Tajikistan acceded to the 1951 Refugee Convention and its 1967 Protocol in 1993 but has been criticized for its treatment of refugees. In the UNHCR’s submission for Tajikistan 2021 Universal Periodic Review (UPR), the agency noted that Tajikistan hosts Central Asia’s largest number of refugees, at that juncture (April 2021) numbering just under 6,000 — mostly ethnic Tajik refugees from Afghanistan. However, UNHRC noted that “[t]he registration [of refugees and asylum seekers] is carried out by the Government, and the age and gender-disaggregated data is unavailable and not shared with UNHCR.”
The number of Afghan refugees and asylum seekers grew in August 2021, with the Afghan Embassy in Tajikistan — now a bastion of anti-Taliban exiles — saying in early 2022 that there were 10,000 Afghan refugees in the country.
In a September 5 letter to Tajik President Emomali Rahmon, Tajikistan’s beleaguered Afghan refugees asked the Tajik leader to halt the deportations. The letter pleaded: “We ask you to stop the process of forcible return of Afghan refugees so that we can continue our daily life in peaceful Tajikistan and in the future have the opportunity to move to third countries that accept refugees.”
The desire of Afghan refugees in Central Asia, and elsewhere in South Asia, to migrate to Western nations is foiled by their own labyrinthine immigration processes. For example, although the U.S. has a few programs targeting Afghan refugees (including the the Special Immigrant Visa program, and the P-1 and P-2 programs) few Afghans eligible under the priority programs have been successfully resettled. The two priority programs, P-1 and P-2, require applicants to relocate to third countries and wait, often more than a year, for their applications to be processed. The experience of Afghan refugees in Tajikistan underscores how difficult waiting may be.
Tajik authorities have not directly responded in public to the UNHCR complaint, but an Internal Affairs Ministry spokesman told Asia Plus, a Tajik news site, that one person had been expelled for violating the “rules of stay.”
In its UPR submission in April 2021, UNHCR noted that Tajikistan strictly regulates where refugees can live in the country, isolating them to a list of settlements and prohibiting refugees from residing in the country’s two largest cities, Dushanbe and Khujand. “The continued implementation” of Tajikistan’s current rules “negatively affects access of refugees and asylum-seekers to the labor market, health care, education, housing and other services…non-compliance results in the rejection of asylum applications, and administrative penalties. Rejection of asylum applications for such non-compliance raises the risk of refoulement.”
Tajikistan is not alone in troubling treatment of refugees. In August 2022, Afghans rallied in the Kyrgyz capital, Bishkek, demanding resettlement to the United States or Canada.
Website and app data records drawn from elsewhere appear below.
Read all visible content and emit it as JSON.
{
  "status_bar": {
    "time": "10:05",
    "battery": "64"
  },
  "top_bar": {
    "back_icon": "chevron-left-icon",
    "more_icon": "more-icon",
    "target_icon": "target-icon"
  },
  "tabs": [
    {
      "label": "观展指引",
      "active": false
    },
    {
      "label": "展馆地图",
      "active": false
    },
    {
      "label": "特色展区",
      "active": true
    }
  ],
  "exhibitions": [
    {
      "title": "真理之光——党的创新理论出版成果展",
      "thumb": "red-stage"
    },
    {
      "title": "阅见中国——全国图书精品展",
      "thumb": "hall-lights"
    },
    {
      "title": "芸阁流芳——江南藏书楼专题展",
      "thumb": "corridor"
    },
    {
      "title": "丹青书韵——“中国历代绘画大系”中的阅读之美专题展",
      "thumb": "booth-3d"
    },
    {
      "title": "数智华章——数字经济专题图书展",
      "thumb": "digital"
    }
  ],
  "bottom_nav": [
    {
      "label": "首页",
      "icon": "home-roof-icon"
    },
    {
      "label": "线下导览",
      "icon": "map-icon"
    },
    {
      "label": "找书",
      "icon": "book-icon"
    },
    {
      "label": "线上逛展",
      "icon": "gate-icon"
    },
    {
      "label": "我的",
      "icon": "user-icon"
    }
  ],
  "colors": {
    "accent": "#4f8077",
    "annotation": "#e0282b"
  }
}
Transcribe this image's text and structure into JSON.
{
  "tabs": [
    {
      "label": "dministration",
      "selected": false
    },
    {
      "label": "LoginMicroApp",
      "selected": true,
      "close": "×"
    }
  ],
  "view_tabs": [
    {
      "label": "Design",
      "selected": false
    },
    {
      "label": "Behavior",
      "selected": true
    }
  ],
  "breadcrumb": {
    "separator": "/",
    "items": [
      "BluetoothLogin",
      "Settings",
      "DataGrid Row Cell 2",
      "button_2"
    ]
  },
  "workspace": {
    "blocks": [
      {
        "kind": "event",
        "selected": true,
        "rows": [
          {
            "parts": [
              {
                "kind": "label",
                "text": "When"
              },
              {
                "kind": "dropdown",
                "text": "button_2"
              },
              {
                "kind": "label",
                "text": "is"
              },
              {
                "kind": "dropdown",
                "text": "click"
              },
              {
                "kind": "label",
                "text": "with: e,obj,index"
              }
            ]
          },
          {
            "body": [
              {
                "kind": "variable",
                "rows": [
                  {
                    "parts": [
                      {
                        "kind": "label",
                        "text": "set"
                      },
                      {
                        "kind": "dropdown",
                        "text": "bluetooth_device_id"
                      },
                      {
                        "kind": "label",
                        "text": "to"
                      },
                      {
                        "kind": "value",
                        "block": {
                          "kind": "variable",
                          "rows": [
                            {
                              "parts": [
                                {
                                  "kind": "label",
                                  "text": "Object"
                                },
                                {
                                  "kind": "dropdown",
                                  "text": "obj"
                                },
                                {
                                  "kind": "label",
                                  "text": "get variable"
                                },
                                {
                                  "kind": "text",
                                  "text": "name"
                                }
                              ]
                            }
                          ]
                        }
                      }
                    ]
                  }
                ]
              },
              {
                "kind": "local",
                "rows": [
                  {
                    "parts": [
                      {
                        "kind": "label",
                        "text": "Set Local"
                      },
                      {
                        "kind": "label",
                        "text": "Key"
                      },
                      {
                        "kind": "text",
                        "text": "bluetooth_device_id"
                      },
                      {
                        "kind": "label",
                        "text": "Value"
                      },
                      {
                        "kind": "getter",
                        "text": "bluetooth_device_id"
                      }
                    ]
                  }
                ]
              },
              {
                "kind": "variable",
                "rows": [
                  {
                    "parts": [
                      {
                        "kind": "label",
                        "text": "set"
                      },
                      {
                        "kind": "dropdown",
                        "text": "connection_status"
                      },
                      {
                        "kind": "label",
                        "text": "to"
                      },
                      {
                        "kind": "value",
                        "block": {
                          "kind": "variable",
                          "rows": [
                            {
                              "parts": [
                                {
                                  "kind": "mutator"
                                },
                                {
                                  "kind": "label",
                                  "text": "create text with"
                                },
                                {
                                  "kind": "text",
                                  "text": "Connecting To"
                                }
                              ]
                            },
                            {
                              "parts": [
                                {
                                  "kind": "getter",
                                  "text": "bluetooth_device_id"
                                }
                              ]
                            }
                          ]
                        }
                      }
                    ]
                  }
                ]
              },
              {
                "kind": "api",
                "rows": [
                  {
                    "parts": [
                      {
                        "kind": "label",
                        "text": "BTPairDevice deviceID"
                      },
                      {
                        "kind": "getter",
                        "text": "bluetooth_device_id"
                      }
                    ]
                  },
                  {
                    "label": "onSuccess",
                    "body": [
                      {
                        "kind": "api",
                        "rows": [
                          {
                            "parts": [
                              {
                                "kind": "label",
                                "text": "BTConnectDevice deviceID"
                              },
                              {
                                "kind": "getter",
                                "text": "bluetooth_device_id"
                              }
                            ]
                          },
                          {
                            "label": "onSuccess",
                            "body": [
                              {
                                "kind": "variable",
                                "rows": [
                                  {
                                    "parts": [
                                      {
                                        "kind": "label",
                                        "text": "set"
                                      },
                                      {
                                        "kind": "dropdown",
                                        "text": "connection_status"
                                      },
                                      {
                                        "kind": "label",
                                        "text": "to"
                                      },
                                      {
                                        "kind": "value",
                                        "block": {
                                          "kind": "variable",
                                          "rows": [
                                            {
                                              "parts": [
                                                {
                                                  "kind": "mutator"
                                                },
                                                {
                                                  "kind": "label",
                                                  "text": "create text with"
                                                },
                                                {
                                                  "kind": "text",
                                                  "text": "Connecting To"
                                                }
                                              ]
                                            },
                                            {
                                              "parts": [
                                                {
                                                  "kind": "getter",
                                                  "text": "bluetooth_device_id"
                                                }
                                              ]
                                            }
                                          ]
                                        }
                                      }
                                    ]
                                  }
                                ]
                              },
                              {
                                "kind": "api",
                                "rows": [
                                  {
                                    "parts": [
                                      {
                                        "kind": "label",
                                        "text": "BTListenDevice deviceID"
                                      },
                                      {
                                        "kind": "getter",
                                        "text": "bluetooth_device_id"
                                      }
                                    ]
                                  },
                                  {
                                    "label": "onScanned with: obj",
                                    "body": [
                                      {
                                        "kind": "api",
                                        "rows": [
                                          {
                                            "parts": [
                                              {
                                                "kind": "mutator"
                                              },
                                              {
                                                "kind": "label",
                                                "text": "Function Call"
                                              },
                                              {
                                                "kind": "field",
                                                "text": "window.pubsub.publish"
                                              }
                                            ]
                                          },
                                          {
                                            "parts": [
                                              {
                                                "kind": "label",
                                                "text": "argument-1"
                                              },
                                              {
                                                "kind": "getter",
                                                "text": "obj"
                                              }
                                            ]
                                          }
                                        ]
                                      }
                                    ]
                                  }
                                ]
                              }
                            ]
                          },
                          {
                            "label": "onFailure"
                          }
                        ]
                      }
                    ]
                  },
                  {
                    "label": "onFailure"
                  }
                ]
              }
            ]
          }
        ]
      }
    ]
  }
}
Some of the refugees, Kloop reported, had been in Kyrgyzstan for 20 years, “but still cannot legally work, study, buy real estate and travel outside Kyrgyzstan.”
Uzbekistan, as of the end of 2021, hosted only “12 refugees recognized by UNHCR according to its mandate.” Meanwhile in November 2021, UNHCR noted, the Uzbek government “reported that 13,020 Afghan citizens had arrived in the country in 2021 on short-term visas.” Reluctance to recognize refugees for what they are locks them into precarity and uncertainty, unsure if their visas will be extended; overstaying a visa is grounds for expulsion. At the same time, Uzbekistan seems to have taken up European Union offers of assistance for Afghan refugees, with recent news that the EU and UNICEF will direct 1.6 million euros to Surkhandarya region to support education, social services, and legal assistance for the local community, including Afghans.